**Task goal**
Check each line of the entries below for the string "this"; copy every line where it appears.

**Data section**
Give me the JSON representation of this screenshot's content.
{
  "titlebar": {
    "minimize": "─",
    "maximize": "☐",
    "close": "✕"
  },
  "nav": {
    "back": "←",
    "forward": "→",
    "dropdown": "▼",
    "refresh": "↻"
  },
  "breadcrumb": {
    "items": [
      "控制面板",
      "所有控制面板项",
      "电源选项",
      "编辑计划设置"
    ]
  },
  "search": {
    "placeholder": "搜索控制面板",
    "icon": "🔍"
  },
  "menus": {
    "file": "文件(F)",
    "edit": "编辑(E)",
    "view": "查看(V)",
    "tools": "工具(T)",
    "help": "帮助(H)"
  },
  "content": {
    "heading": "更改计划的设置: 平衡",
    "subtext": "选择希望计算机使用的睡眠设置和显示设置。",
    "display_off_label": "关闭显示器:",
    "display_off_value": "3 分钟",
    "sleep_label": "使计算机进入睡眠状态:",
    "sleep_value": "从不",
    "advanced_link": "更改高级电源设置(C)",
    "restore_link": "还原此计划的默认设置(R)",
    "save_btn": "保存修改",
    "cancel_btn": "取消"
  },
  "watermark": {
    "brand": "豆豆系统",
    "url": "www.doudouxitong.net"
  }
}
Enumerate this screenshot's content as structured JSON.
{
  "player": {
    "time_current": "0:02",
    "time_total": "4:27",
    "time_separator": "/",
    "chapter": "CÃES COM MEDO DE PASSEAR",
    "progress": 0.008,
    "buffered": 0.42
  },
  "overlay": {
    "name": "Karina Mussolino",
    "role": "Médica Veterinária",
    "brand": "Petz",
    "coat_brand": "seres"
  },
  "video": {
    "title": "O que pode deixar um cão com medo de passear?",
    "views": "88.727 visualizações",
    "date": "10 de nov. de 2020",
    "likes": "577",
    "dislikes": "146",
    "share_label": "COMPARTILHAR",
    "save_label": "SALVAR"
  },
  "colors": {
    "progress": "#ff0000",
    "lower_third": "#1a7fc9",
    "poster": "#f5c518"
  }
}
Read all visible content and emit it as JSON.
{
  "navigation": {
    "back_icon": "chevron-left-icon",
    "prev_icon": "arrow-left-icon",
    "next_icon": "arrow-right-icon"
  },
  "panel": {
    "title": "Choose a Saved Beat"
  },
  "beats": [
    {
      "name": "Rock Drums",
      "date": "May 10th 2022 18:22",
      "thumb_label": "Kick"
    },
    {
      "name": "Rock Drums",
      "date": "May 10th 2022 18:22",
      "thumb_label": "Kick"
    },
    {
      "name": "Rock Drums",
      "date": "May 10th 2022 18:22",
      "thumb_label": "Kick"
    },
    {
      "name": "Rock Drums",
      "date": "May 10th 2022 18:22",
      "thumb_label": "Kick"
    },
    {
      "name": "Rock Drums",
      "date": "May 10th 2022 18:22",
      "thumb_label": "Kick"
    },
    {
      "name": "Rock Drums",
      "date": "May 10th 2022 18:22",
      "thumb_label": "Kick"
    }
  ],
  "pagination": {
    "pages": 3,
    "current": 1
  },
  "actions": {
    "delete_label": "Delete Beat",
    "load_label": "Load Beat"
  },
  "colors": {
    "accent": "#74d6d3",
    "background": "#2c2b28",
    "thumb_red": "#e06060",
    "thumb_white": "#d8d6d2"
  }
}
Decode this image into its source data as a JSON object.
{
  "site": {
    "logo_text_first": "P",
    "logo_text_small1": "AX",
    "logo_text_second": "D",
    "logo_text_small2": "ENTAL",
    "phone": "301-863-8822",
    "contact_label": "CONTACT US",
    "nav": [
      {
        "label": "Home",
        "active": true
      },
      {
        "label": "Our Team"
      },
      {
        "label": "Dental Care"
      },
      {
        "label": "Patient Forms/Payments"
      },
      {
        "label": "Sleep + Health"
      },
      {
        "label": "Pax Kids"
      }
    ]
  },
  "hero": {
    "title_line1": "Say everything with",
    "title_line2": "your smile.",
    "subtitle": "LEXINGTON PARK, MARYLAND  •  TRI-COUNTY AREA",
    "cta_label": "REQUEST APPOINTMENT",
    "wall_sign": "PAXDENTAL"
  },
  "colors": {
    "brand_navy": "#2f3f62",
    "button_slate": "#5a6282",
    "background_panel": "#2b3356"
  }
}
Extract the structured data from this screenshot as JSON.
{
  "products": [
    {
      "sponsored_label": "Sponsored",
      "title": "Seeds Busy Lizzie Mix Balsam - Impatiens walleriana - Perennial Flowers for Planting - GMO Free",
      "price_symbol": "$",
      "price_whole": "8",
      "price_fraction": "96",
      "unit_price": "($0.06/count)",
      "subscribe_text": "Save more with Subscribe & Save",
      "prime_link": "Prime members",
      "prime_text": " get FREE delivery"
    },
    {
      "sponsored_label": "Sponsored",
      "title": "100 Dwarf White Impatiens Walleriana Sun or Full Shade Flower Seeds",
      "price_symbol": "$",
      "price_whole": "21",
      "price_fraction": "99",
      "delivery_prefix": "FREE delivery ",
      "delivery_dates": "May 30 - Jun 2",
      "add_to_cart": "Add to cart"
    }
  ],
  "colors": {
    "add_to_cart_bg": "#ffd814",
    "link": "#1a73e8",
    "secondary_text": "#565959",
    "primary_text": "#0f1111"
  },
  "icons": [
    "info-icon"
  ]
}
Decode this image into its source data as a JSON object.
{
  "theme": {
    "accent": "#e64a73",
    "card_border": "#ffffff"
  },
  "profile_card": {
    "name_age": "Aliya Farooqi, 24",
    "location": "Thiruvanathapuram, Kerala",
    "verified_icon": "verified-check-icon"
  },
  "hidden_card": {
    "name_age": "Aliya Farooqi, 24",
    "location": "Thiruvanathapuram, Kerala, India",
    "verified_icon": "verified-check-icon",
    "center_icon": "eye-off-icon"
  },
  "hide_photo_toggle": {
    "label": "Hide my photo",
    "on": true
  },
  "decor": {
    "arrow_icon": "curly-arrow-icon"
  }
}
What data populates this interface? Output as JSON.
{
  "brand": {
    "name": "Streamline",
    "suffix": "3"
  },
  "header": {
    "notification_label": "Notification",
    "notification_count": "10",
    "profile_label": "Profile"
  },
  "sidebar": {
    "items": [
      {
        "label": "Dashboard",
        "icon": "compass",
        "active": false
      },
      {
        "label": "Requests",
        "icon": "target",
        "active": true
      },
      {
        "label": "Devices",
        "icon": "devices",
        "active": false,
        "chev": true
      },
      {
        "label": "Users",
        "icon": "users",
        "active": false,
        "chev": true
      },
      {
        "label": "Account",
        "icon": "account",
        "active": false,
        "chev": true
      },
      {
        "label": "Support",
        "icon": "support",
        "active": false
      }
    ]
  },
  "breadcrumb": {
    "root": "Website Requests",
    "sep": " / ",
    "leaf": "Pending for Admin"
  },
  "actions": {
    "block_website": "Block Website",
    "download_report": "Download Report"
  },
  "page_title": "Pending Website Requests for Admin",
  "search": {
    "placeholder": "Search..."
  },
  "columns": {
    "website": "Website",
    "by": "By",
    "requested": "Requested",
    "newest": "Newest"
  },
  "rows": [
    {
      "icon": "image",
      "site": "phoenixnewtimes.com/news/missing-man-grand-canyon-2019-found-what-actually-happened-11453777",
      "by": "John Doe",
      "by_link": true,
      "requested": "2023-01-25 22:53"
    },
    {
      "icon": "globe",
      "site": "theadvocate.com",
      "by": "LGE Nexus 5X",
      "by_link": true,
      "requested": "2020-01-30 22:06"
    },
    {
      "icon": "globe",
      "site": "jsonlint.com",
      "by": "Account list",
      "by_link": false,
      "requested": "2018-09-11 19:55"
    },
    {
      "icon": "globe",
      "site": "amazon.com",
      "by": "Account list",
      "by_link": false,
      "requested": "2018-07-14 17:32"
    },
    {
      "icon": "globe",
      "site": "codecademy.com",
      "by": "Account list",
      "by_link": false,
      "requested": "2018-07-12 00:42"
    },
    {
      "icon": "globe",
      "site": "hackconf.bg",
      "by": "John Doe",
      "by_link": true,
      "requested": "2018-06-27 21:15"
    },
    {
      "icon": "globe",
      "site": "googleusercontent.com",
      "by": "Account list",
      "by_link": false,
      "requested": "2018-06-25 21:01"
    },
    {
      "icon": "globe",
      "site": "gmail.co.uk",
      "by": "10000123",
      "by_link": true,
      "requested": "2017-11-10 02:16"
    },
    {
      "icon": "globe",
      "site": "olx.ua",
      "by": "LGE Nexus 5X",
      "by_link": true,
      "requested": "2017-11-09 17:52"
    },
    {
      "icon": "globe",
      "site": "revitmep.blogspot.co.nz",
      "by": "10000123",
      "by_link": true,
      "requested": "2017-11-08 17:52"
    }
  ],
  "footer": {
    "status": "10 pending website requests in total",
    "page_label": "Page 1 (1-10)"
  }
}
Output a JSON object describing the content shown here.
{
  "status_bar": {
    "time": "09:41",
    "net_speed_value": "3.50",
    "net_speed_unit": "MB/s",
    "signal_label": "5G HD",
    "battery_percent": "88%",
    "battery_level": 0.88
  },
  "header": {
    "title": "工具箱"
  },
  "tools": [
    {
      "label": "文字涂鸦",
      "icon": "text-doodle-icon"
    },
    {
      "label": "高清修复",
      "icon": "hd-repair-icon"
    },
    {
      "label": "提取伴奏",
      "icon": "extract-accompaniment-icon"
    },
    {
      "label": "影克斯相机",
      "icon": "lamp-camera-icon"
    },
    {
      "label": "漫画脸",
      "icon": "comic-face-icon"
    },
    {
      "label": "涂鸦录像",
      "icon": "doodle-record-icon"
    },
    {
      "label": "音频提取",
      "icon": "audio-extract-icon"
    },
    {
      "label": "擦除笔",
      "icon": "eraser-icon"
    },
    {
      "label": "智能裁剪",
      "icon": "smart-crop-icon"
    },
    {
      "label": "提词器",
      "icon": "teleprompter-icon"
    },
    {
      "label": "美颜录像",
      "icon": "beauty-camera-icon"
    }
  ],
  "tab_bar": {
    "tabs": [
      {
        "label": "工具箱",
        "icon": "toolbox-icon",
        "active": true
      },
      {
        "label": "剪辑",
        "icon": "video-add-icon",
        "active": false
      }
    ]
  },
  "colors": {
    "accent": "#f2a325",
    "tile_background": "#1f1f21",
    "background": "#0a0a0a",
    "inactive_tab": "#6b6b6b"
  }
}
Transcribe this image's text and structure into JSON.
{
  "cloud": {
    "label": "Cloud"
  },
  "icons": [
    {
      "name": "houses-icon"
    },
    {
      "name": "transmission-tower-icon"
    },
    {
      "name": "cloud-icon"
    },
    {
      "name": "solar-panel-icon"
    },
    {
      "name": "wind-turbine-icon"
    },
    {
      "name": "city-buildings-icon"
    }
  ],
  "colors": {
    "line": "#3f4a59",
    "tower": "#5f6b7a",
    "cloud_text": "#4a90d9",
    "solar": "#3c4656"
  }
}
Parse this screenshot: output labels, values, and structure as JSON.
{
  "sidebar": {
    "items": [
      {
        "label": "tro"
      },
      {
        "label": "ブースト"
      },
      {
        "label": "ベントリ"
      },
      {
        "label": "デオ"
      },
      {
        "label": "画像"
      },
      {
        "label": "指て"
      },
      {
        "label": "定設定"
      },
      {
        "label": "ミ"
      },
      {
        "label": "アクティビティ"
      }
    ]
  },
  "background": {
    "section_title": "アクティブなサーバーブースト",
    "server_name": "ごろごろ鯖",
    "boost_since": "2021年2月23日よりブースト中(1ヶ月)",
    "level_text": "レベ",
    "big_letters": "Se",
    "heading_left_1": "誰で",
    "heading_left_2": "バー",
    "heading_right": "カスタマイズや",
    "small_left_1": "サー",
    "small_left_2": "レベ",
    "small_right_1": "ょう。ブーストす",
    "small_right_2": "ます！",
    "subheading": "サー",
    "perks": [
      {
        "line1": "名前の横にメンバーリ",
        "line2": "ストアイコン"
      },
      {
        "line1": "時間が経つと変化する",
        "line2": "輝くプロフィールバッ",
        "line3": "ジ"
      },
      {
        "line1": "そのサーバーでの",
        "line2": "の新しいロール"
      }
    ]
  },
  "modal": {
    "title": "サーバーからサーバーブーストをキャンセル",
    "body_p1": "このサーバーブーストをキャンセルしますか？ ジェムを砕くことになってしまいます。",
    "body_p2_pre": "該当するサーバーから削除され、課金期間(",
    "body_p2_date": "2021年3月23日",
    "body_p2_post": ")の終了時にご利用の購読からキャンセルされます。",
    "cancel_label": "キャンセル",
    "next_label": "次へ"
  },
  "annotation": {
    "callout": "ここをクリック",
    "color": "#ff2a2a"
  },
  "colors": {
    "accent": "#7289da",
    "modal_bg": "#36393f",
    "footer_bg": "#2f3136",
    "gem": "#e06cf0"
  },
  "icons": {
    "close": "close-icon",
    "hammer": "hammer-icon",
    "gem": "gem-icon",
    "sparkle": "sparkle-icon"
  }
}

**Task result**
Give me the JSON representation of this screenshot's content.
Enumerate this screenshot's content as structured JSON.
Decode this image into its source data as a JSON object.
Extract the structured data from this screenshot as JSON.
Decode this image into its source data as a JSON object.
What data populates this interface? Output as JSON.
Transcribe this image's text and structure into JSON.
Parse this screenshot: output labels, values, and structure as JSON.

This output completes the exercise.